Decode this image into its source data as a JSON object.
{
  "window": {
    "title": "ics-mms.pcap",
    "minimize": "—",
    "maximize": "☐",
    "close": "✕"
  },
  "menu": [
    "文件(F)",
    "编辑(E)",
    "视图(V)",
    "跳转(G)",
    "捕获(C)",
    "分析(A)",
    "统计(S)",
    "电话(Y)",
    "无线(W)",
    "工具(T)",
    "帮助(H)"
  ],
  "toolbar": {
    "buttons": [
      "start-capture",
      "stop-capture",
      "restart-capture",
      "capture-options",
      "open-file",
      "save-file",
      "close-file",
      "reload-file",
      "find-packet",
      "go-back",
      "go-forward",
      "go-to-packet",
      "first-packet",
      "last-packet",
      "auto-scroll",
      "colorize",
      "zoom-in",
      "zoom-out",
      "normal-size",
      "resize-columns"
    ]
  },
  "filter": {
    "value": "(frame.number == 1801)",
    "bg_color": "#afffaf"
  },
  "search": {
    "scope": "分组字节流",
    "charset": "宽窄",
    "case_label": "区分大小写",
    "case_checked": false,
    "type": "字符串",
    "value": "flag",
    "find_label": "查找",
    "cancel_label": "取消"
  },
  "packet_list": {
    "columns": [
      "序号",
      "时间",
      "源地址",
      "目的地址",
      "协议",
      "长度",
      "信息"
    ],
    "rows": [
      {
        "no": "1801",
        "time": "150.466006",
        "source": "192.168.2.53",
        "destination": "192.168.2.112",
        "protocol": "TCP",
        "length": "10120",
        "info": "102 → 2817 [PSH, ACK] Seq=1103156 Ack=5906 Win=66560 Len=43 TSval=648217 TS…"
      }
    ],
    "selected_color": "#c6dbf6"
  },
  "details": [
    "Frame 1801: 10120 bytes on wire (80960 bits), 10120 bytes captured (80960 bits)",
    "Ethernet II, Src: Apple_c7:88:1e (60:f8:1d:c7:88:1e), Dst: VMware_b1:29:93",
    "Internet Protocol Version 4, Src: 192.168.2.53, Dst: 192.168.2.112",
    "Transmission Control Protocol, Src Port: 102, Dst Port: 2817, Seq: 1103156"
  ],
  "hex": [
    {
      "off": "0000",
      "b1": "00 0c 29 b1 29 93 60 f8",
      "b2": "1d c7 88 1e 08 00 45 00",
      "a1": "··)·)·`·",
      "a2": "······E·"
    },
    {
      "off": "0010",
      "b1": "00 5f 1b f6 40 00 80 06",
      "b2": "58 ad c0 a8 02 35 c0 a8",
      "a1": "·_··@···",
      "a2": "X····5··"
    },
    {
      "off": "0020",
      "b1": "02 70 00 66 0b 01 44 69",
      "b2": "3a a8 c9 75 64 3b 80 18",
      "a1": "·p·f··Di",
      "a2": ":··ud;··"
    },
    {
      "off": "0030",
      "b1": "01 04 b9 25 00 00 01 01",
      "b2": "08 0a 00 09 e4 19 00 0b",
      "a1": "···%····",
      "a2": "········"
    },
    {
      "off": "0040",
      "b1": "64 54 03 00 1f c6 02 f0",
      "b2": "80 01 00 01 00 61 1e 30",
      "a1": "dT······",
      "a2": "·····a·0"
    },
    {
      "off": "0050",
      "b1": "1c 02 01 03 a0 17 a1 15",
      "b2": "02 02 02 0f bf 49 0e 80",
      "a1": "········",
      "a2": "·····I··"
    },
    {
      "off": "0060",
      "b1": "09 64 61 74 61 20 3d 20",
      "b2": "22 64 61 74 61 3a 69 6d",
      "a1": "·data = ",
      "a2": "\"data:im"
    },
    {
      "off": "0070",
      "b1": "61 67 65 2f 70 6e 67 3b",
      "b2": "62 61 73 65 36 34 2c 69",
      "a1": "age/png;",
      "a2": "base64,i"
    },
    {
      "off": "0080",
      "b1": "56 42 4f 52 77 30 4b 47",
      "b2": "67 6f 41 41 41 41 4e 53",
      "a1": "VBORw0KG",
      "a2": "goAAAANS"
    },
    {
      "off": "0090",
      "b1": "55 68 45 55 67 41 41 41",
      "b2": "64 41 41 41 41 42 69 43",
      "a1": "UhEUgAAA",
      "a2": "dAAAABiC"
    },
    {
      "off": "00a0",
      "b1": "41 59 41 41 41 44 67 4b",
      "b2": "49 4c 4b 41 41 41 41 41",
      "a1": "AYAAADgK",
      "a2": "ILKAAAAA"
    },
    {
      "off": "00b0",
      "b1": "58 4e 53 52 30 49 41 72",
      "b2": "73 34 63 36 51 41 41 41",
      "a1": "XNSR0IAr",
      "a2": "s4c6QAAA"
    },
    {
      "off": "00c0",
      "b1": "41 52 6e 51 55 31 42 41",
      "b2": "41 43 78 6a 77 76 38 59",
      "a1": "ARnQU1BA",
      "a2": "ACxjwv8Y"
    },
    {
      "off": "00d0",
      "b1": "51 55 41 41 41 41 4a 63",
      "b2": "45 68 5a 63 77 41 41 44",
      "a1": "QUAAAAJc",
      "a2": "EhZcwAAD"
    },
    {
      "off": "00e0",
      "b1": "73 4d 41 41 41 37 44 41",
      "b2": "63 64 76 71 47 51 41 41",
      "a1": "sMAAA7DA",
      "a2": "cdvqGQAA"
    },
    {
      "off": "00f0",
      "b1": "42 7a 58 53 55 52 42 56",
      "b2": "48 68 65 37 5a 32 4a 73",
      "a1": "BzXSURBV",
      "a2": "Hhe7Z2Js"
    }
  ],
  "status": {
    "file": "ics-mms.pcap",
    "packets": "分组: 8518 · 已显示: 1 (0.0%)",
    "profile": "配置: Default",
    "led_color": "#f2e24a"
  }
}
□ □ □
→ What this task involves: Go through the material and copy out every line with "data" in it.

→ Exercise answer:
Decode this image into its source data as a JSON object.
      "a1": "·data = ",
      "a2": "\"data:im"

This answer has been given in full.